"In John Bunyan's classic allegory, Christian abandons his family and the City of Destruction and sets off to find salvation. His path is straight but not easy, and he is beset by trials, including the terrible violence of the destructive Apollyon and the Giant Despair, as he pursues his pilgrimage through the Slough of Despond, the Delectable Mountains and Vanity Fair towards the Celestial City. In the second part of the narrative his wife, Christiana, is escorted by Great-Heart through the same difficult terrain. Written with the urgency of persecuted faith and a fiery imagination, The Pilgrim's Progress is a spiritual as well as a literary classic." "In his introduction, Roger Pooley discusses Bunyan's life and theology, as well as the text's biblical and historical backdrop, its success and critical history. This edition also includes accompanying seventeenth-century illustrations, a chronology, suggested further reading, notes and an index."--BOOK JACKET.
John Bunyan (1628-1688) was born in Elstow, England, and his life was spared twice in his early years, something he believed God had done for a special purpose. In November 1660, when Bunyan arrived to preach in the little town of Lower Samsell, he was informed that a warrant had been issued for his arrest. Unwilling to denounce his Christian faith and his calling to the ministry, he was imprisoned for twelve years.
Among the many writings he published during his imprisonment are The Holy City; Grace Abounding to the Chief of Sinners; and the most famous, The Pilgrims Progress.

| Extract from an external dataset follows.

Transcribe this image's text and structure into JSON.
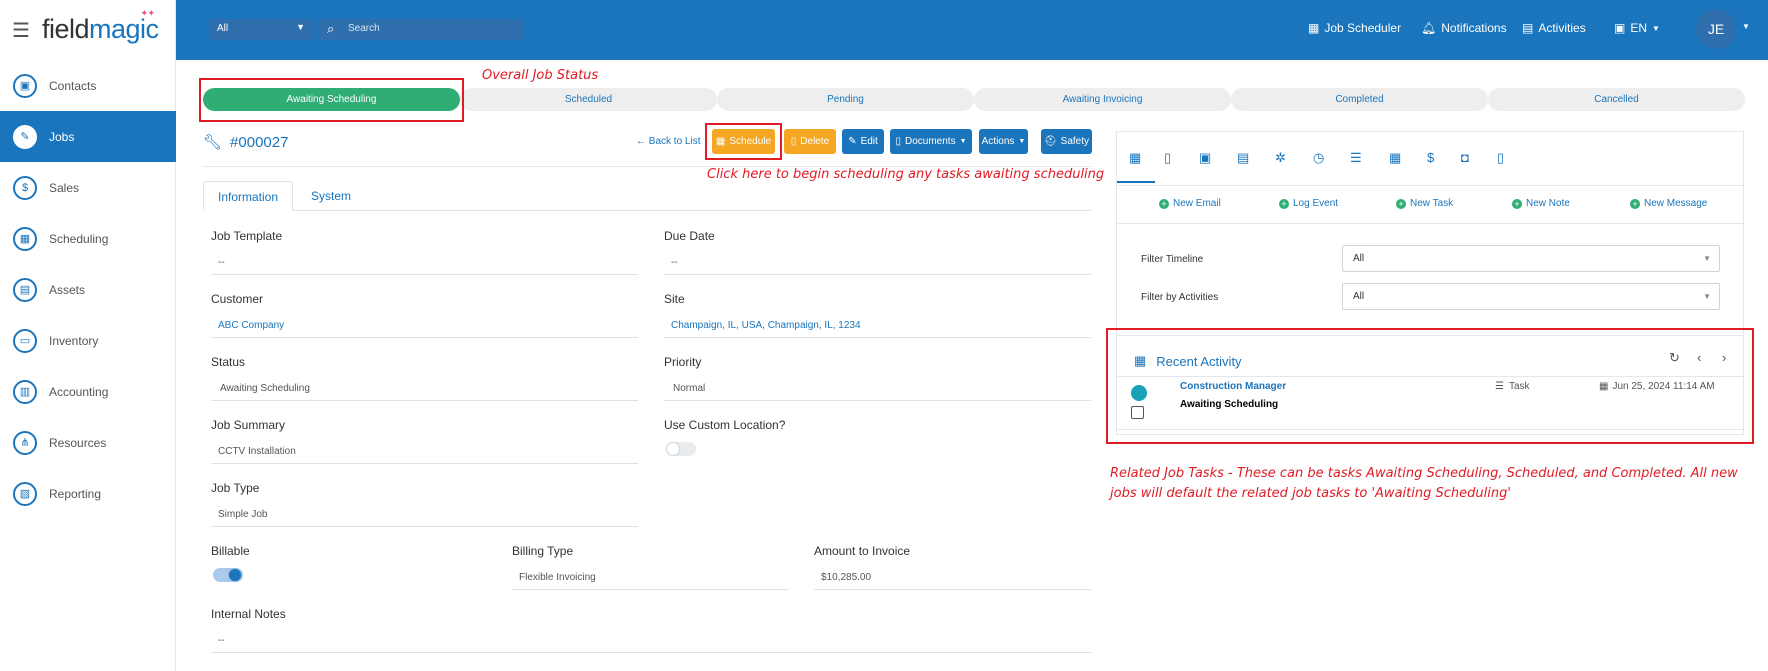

After his release, he became the pastor of a church in Bedord, England and continued to write and publish stirring works that have endured through time. Among these classics are The Holy War; Bunyan's Visions of Heaven and Hell and Journey to Hell: The Life and Death of Mr. Badman.